The Centre on Tuesday informed the that a comprehensive policy on electronic transmission was on the anvil and would be ready by August-September.

The policy will take care of the controversy involving and Net neutrality, Attorney-General Mukul Rohtagi told a constitution Bench.

The court was hearing an appeal by two students, who alleged that the available with was not protected and third parties could use them for commercial and other purposes, endangering the users’  

While senior counsel Harish Salve argued for the students, Kapil Sibal asserted no in the hands of was shared. 

Rohtagi intervened to say the whole case should wait for the new guidelines being drafted by the Telecom Regulatory Authority of India, the Department of Telecommunications and other stakeholders. 

Rohtagi said the issue of is before another constitution Bench in the case, and that is another reason to postpone the hearing in this case. According to the government, the Constitution does not spell out right to as a fundamental right nor any judgment of the Morover, protection applies to a whole range of applications. "Even if you pay Rs 20 to a rickshawallah, the provided give the profile of the customer. If you search in google, what you search for along with your profile is available to interested parties,” counsel explained.
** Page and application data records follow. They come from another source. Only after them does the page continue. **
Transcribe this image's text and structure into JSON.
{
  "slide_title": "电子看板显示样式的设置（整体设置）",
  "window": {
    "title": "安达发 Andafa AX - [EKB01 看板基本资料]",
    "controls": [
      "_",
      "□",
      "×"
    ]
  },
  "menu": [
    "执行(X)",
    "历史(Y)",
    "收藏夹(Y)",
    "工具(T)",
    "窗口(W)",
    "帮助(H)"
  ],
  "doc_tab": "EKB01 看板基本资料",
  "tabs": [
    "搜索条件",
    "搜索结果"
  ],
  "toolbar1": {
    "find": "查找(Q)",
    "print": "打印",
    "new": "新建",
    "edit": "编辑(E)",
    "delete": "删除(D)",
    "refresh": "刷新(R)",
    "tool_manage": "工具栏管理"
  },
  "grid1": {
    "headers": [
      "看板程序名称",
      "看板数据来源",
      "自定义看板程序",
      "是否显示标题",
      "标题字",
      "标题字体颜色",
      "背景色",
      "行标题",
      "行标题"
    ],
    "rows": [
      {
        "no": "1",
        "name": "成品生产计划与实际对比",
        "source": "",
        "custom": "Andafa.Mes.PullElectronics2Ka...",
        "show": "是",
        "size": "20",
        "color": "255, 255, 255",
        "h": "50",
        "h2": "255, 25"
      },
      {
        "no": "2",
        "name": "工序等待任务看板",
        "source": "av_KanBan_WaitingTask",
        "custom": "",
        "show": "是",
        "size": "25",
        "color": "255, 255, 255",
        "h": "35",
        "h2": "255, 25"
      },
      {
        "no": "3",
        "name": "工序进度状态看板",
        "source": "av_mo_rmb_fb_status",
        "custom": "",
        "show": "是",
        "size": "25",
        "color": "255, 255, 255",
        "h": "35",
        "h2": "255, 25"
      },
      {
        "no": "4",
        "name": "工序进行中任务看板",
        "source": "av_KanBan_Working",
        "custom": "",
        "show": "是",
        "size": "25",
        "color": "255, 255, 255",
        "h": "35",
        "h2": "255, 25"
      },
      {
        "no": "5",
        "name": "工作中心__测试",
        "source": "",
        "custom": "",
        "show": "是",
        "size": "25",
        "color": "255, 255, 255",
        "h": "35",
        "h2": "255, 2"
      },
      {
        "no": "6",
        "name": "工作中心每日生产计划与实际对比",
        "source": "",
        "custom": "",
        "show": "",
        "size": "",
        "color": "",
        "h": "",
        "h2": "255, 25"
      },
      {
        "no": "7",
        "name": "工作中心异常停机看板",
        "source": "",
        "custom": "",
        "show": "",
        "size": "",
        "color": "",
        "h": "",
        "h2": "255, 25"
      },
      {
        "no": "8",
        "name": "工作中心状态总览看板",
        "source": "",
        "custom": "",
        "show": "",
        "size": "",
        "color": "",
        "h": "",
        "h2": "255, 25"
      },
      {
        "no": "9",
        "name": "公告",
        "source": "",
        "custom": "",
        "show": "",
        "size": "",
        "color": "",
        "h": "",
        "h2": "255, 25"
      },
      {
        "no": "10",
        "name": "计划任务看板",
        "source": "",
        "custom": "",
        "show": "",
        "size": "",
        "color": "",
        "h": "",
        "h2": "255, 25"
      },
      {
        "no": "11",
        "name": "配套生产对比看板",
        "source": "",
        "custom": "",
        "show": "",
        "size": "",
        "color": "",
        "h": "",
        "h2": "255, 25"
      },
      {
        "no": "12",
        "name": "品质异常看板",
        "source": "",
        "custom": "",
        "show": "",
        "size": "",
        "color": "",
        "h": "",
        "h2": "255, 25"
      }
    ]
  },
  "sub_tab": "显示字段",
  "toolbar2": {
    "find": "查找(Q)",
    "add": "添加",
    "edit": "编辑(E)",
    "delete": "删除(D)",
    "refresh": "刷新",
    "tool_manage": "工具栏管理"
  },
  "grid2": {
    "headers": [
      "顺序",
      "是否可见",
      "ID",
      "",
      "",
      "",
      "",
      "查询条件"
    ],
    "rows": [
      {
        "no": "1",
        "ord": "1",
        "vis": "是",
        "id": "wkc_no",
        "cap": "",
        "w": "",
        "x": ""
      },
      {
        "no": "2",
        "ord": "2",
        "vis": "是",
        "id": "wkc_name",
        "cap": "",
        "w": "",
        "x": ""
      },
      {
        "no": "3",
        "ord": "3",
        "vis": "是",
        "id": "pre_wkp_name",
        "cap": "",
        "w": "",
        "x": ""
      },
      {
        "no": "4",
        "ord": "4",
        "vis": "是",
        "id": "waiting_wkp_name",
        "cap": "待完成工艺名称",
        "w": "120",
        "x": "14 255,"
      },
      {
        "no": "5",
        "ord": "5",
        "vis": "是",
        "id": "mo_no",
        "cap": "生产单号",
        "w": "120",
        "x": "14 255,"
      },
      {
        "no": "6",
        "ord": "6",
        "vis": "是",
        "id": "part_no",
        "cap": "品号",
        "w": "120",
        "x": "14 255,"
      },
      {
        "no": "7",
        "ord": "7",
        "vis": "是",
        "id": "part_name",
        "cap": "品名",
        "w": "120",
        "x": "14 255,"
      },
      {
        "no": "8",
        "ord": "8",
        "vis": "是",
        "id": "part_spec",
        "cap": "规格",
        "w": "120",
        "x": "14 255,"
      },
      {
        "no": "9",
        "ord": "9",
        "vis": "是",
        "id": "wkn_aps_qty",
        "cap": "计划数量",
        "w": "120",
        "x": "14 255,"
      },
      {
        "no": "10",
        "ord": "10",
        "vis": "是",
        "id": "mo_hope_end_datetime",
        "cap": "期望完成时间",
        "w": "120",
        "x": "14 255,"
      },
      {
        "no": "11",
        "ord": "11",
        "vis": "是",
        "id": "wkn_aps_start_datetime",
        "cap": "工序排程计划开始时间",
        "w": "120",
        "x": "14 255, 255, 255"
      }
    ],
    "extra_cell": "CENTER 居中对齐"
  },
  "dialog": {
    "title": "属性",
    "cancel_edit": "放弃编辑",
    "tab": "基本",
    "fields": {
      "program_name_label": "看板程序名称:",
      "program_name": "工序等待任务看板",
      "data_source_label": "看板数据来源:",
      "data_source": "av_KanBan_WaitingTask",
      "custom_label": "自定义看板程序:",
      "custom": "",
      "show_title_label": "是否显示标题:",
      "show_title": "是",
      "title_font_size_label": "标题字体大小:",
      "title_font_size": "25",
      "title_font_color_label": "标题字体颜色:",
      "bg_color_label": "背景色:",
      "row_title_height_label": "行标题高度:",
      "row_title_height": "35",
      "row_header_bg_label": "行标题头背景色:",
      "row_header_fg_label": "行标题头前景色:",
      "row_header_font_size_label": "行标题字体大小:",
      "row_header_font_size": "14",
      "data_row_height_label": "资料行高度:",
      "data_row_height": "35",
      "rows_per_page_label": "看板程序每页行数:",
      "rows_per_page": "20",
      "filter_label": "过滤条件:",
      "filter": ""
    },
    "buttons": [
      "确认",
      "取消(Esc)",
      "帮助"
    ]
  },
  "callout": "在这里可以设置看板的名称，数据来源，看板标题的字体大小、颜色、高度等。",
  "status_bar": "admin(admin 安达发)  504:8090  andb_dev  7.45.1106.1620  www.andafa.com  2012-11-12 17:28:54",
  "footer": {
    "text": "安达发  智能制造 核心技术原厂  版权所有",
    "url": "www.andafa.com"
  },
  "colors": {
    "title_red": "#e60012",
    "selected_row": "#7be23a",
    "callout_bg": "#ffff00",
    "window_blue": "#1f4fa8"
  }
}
According to him, domestic servants these days are well-versant with all these services more than educated persons.

The five-judge Bench, presided over by Justice Dipak Misra, asked the petitioners to draft the propositions that can be argued before the court.

After getting the proposals, the court will take further steps on April 27. Sibal argued that the smaller bench which heard the appeal against the Delhi high court judgment did not draft the questions to be decided by the constitution bench. 

There was no constitutional question involved in the appeal. has asserted time and again that the information passing through its service was encrypted and no outsider has access to it. It is in full compliance with the Information Technology Act, he asserted. 

image
Business Standard
177 22